What if suicide bombers aren't so much radical as depressed and suicidal? Paul Kix floats this idea in the Boston Globe this past weekend, reviewing the work of a "small cadre of scholars from across the world." The thesis in his report is straightforward: there's a growing amount of research showing that the mostly young people who become suicide bombers are more motivated by depression and isolation rather than a radical ideology. He recounts the story of Qari Sami, a university student with a bomb strapped to his person who walked into a Kabul internet cafe, past the tables and crowd and into a bathroom where he locked the door. And only then did he blow himself up.
The scholars to wchich Kix refers are trying to alter the mainstream perception of what motivates a suicide bomber. Though the idea that a suicide bomber "may in fact be suicidal" sounds painfully obvious, the conclusion, Kix argues, is an important one.

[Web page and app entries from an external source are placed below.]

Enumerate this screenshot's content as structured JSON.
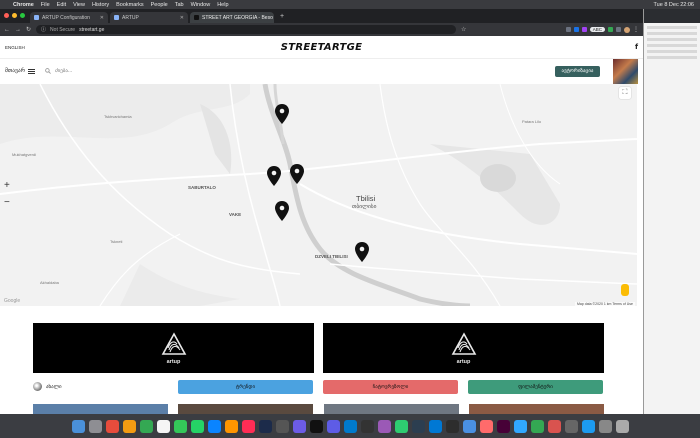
{
  "menubar": {
    "app": "Chrome",
    "items": [
      "File",
      "Edit",
      "View",
      "History",
      "Bookmarks",
      "People",
      "Tab",
      "Window",
      "Help"
    ],
    "clock": "Tue 8 Dec 22:06"
  },
  "browser": {
    "tabs": [
      {
        "title": "ARTUP Configuration"
      },
      {
        "title": "ARTUP"
      },
      {
        "title": "STREET ART GEORGIA - Beso"
      }
    ],
    "address": {
      "security": "Not Secure",
      "url": "streetart.ge"
    },
    "extension_badge": "ABC"
  },
  "site": {
    "language": "ENGLISH",
    "logo": "STREETARTGE",
    "social": "f",
    "menu_label": "მთავარ",
    "search_placeholder": "ძიება...",
    "login_label": "ავტორიზაცია"
  },
  "map": {
    "labels": {
      "tbilisi": "Tbilisi",
      "tbilisi_ka": "თბილისი",
      "saburtalo": "SABURTALO",
      "vake": "VAKE",
      "dzveli": "DZVELI TBILISI",
      "tskneti": "Tskneti",
      "mukhatgverdi": "Mukhatgverdi",
      "tskhvarichamia": "Tskhvarichamia",
      "patara_lilo": "Patara Lilo",
      "akhaldaba": "Akhaldaba"
    },
    "attribution": "Map data ©2020   1 km   Terms of Use",
    "google": "Google",
    "zoom_in": "+",
    "zoom_out": "−"
  },
  "banners": [
    {
      "brand": "artup"
    },
    {
      "brand": "artup"
    }
  ],
  "filters": {
    "new_label": "ახალი",
    "buttons": [
      {
        "label": "ტრენდი",
        "color": "#4ba2e0"
      },
      {
        "label": "ჩატოვრეზოლი",
        "color": "#e46a6a"
      },
      {
        "label": "ფილამენტური",
        "color": "#3e9b7b"
      }
    ]
  }
}
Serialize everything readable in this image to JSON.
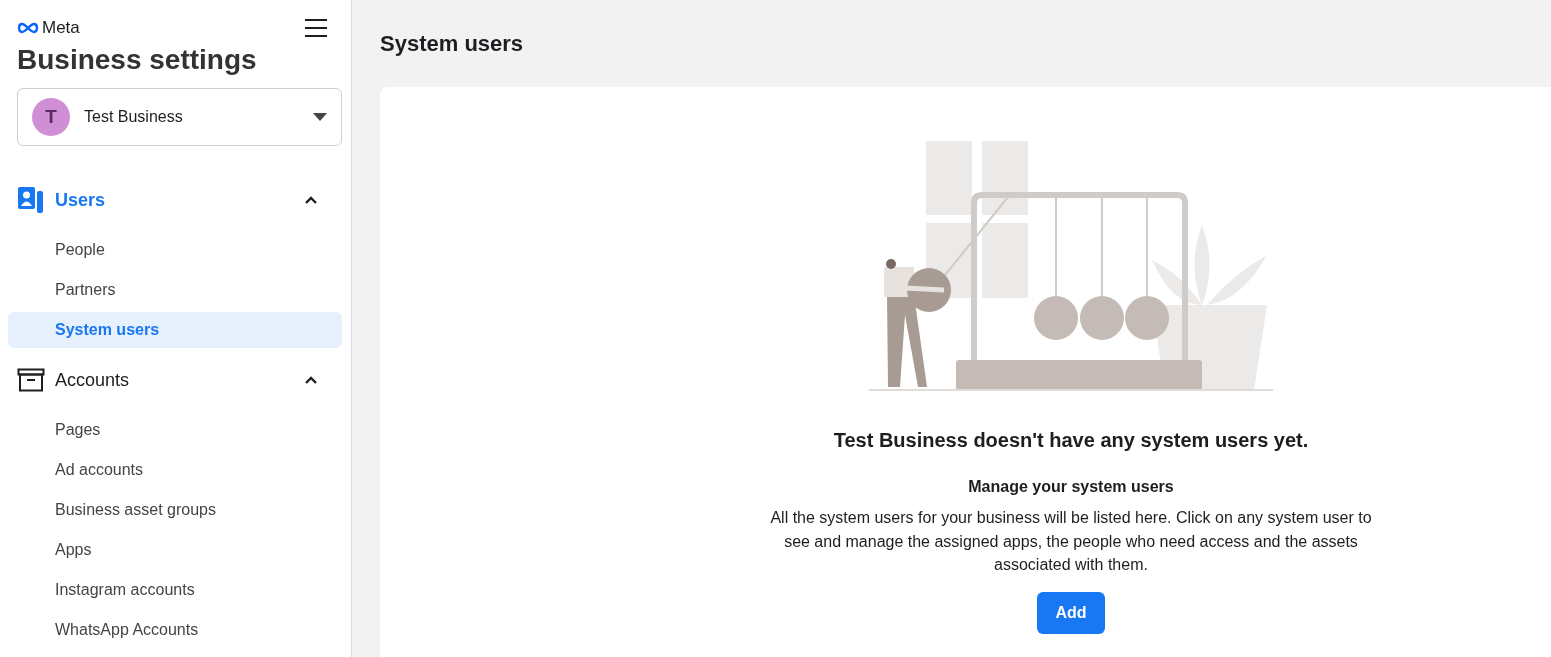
{
  "brand": "Meta",
  "title": "Business settings",
  "business": {
    "initial": "T",
    "name": "Test Business"
  },
  "nav": [
    {
      "label": "Users",
      "kind": "users",
      "selected": true,
      "expanded": true,
      "children": [
        {
          "label": "People",
          "selected": false
        },
        {
          "label": "Partners",
          "selected": false
        },
        {
          "label": "System users",
          "selected": true
        }
      ]
    },
    {
      "label": "Accounts",
      "kind": "accounts",
      "selected": false,
      "expanded": true,
      "children": [
        {
          "label": "Pages",
          "selected": false
        },
        {
          "label": "Ad accounts",
          "selected": false
        },
        {
          "label": "Business asset groups",
          "selected": false
        },
        {
          "label": "Apps",
          "selected": false
        },
        {
          "label": "Instagram accounts",
          "selected": false
        },
        {
          "label": "WhatsApp Accounts",
          "selected": false
        }
      ]
    }
  ],
  "page_title": "System users",
  "empty_state": {
    "heading": "Test Business doesn't have any system users yet.",
    "subheading": "Manage your system users",
    "body": "All the system users for your business will be listed here. Click on any system user to see and manage the assigned apps, the people who need access and the assets associated with them.",
    "button": "Add"
  }
}
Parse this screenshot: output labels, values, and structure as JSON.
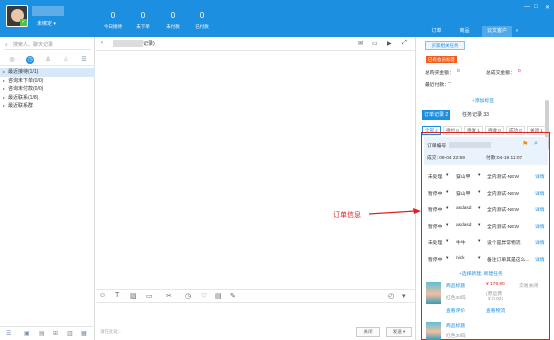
{
  "header": {
    "user_status": "未绑定 ▾",
    "stats": [
      {
        "value": "0",
        "label": "今日接待"
      },
      {
        "value": "0",
        "label": "未下单"
      },
      {
        "value": "0",
        "label": "未付款"
      },
      {
        "value": "0",
        "label": "已付款"
      }
    ],
    "tabs": [
      "订单",
      "商品",
      "云文客户"
    ],
    "window_buttons": [
      "»",
      "—",
      "□",
      "✕"
    ]
  },
  "left": {
    "search_placeholder": "搜索人、聊天记录",
    "list": [
      {
        "label": "最近接待(1/1)",
        "selected": true
      },
      {
        "label": "咨询未下单(0/0)"
      },
      {
        "label": "咨询未付款(0/0)"
      },
      {
        "label": "最近联系(1/8)"
      },
      {
        "label": "最近联系群"
      }
    ]
  },
  "chat": {
    "title_suffix": "记录)",
    "input_placeholder": "请在此处...",
    "close_label": "关闭",
    "send_label": "发送 ▾"
  },
  "right": {
    "tab_label": "买家相关任务",
    "badge": "已有会员标签",
    "stats": {
      "total_label": "总购买金额：",
      "total_value": "0",
      "orders_label": "总成交金额：",
      "orders_value": "0",
      "last_label": "最近付款：",
      "last_value": "--"
    },
    "add_tag": "+添加标签",
    "order_tabs": [
      "订单记录 2",
      "任务记录 33"
    ],
    "filters": [
      "全部 2",
      "待付 0",
      "待发 1",
      "待收 0",
      "成功 0",
      "关闭 1"
    ],
    "order_no_label": "订单编号",
    "order_time": "成交: 09-04 22:59",
    "pay_time": "付款:04-19 11:07",
    "rows": [
      {
        "status": "未处理",
        "person": "穿山甲",
        "desc": "全内测试-NEW",
        "link": "详情"
      },
      {
        "status": "暂停中",
        "person": "穿山甲",
        "desc": "全内测试-NEW",
        "link": "详情"
      },
      {
        "status": "暂停中",
        "person": "asdasd",
        "desc": "全内测试-NEW",
        "link": "详情"
      },
      {
        "status": "暂停中",
        "person": "asdasd",
        "desc": "全内测试-NEW",
        "link": "详情"
      },
      {
        "status": "未处理",
        "person": "牛牛",
        "desc": "设个是异常物流",
        "link": "详情"
      },
      {
        "status": "暂停中",
        "person": "nick",
        "desc": "备注订单其是这么...",
        "link": "详情"
      }
    ],
    "new_order": "+选择新建, 新建任务",
    "products": [
      {
        "title": "商品标题",
        "sub": "红色30码",
        "price": "¥ 179.90",
        "orig": "(原运费",
        "orig2": "¥ 0.00)",
        "status": "交易关闭",
        "link1": "查看评价",
        "link2": "查看物流"
      },
      {
        "title": "商品标题",
        "sub": "红色30码"
      }
    ]
  },
  "annotation": "订单信息"
}
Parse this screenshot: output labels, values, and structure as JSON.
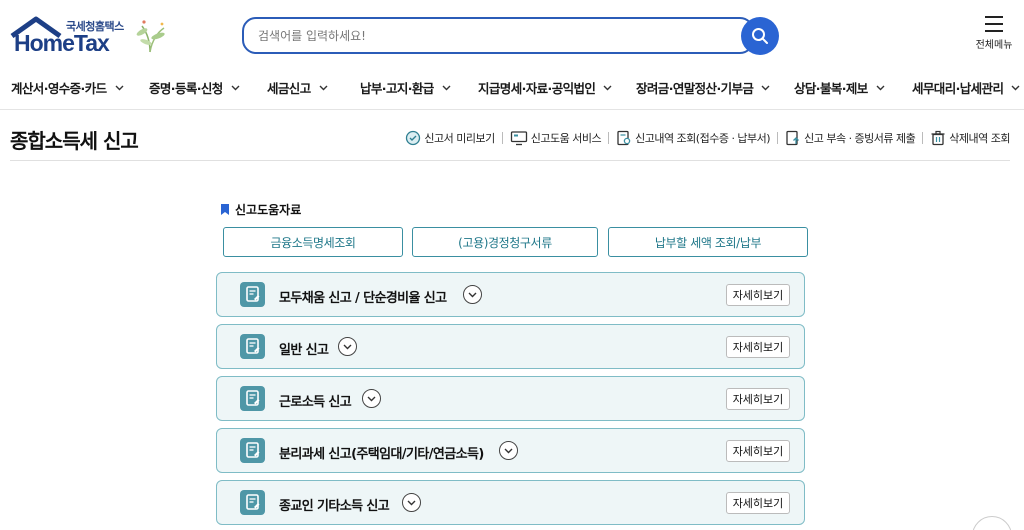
{
  "header": {
    "logo_sub": "국세청홈택스",
    "logo_main": "HomeTax",
    "search_placeholder": "검색어를 입력하세요!",
    "menu_all_label": "전체메뉴"
  },
  "nav": {
    "items": [
      {
        "label": "계산서·영수증·카드"
      },
      {
        "label": "증명·등록·신청"
      },
      {
        "label": "세금신고"
      },
      {
        "label": "납부·고지·환급"
      },
      {
        "label": "지급명세·자료·공익법인"
      },
      {
        "label": "장려금·연말정산·기부금"
      },
      {
        "label": "상담·불복·제보"
      },
      {
        "label": "세무대리·납세관리"
      }
    ]
  },
  "page": {
    "title": "종합소득세 신고",
    "quick_links": [
      {
        "label": "신고서 미리보기",
        "icon": "preview-icon"
      },
      {
        "label": "신고도움 서비스",
        "icon": "monitor-icon"
      },
      {
        "label": "신고내역 조회(접수증 · 납부서)",
        "icon": "document-search-icon"
      },
      {
        "label": "신고 부속 · 증빙서류 제출",
        "icon": "upload-document-icon"
      },
      {
        "label": "삭제내역 조회",
        "icon": "trash-icon"
      }
    ]
  },
  "help": {
    "title": "신고도움자료",
    "buttons": [
      {
        "label": "금융소득명세조회"
      },
      {
        "label": "(고용)경정청구서류"
      },
      {
        "label": "납부할 세액 조회/납부"
      }
    ]
  },
  "cards": [
    {
      "title": "모두채움 신고 / 단순경비율 신고",
      "detail_label": "자세히보기"
    },
    {
      "title": "일반 신고",
      "detail_label": "자세히보기"
    },
    {
      "title": "근로소득 신고",
      "detail_label": "자세히보기"
    },
    {
      "title": "분리과세 신고(주택임대/기타/연금소득)",
      "detail_label": "자세히보기"
    },
    {
      "title": "종교인 기타소득 신고",
      "detail_label": "자세히보기"
    }
  ],
  "colors": {
    "brand_blue": "#1d3f86",
    "search_blue": "#2a64d3",
    "teal": "#3a8fa1",
    "card_bg": "#eef6f7"
  }
}
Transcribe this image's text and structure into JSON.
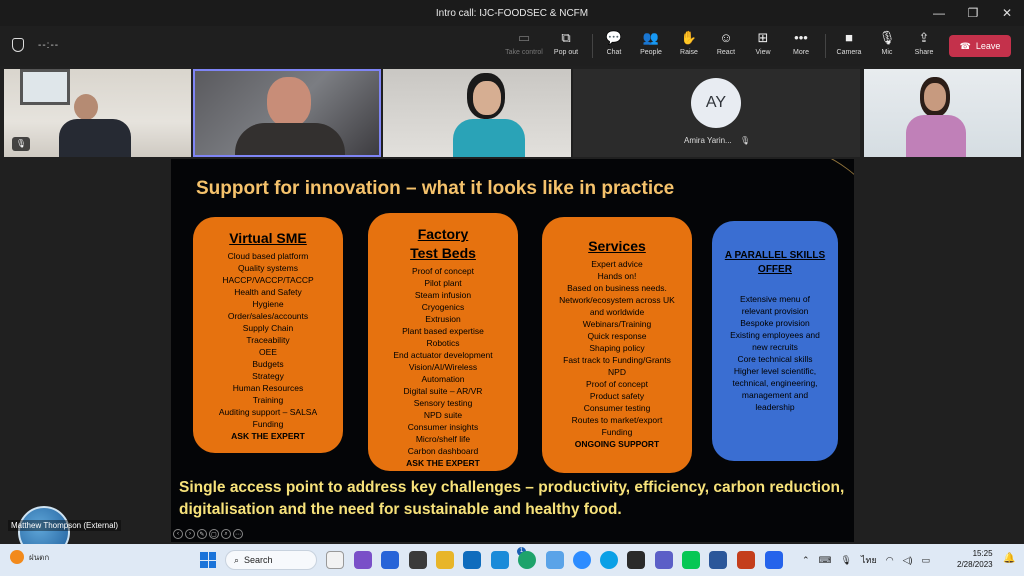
{
  "window": {
    "title": "Intro call: IJC-FOODSEC & NCFM",
    "minimize": "—",
    "maximize": "❐",
    "close": "✕"
  },
  "toolbar": {
    "timer": "--:--",
    "take_control": "Take control",
    "pop_out": "Pop out",
    "chat": "Chat",
    "people": "People",
    "raise": "Raise",
    "react": "React",
    "view": "View",
    "more": "More",
    "camera": "Camera",
    "mic": "Mic",
    "share": "Share",
    "leave": "Leave"
  },
  "participants": {
    "avatar_initials": "AY",
    "avatar_name": "Amira Yarin..."
  },
  "slide": {
    "title": "Support for innovation – what it looks like in practice",
    "col1": {
      "heading": "Virtual SME",
      "items": [
        "Cloud based platform",
        "Quality systems",
        "HACCP/VACCP/TACCP",
        "Health and Safety",
        "Hygiene",
        "Order/sales/accounts",
        "Supply Chain",
        "Traceability",
        "OEE",
        "Budgets",
        "Strategy",
        "Human Resources",
        "Training",
        "Auditing support – SALSA",
        "Funding"
      ],
      "strong": "ASK THE EXPERT"
    },
    "col2": {
      "heading1": "Factory",
      "heading2": "Test Beds",
      "items": [
        "Proof of concept",
        "Pilot plant",
        "Steam infusion",
        "Cryogenics",
        "Extrusion",
        "Plant based expertise",
        "Robotics",
        "End actuator development",
        "Vision/AI/Wireless",
        "Automation",
        "Digital suite – AR/VR",
        "Sensory testing",
        "NPD suite",
        "Consumer insights",
        "Micro/shelf life",
        "Carbon dashboard"
      ],
      "strong": "ASK THE EXPERT"
    },
    "col3": {
      "heading": "Services",
      "items": [
        "Expert advice",
        "Hands on!",
        "Based on business needs.",
        "Network/ecosystem across UK",
        "and worldwide",
        "Webinars/Training",
        "Quick response",
        "Shaping policy",
        "Fast track to Funding/Grants",
        "NPD",
        "Proof of concept",
        "Product safety",
        "Consumer testing",
        "Routes to market/export",
        "Funding"
      ],
      "strong": "ONGOING SUPPORT"
    },
    "col4": {
      "heading": "A PARALLEL SKILLS OFFER",
      "items": [
        "Extensive menu of",
        "relevant provision",
        "Bespoke provision",
        "Existing employees and",
        "new recruits",
        "Core technical skills",
        "Higher level scientific,",
        "technical, engineering,",
        "management and",
        "leadership"
      ]
    },
    "footer": "Single access point to address key challenges – productivity, efficiency, carbon reduction, digitalisation and the need for sustainable and healthy food."
  },
  "presenter_label": "Matthew Thompson (External)",
  "taskbar": {
    "weather": "ฝนตก",
    "search": "Search",
    "badge": "1",
    "lang": "ไทย",
    "time": "15:25",
    "date": "2/28/2023"
  },
  "colors": {
    "accent_purple": "#7f85f5",
    "leave_red": "#c4314b",
    "slide_orange": "#e6720f",
    "slide_blue": "#3a6ed2",
    "slide_title": "#f5c26b",
    "slide_footer": "#f7e27a"
  }
}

Many Americans, Kix observes, still choose to conjure up an image of a suicide bomber as solely a "brainwashed, religiously fervent automaton, anticipating a paradise of virgins in the clouds." If someone like Mohammed Atta, the ringleader behind the 9/11 hijacking, were seen and understood as something other than a martyr, this reasoning goes, "the next Atta would not have the same effect on the world." In other words, "the more the terrorist is understood, the less damage the terrorist can cause." Will we perceive them differently if we know that "terrorist recruiters [admit] they look for the 'sad guys' for martyrdom"?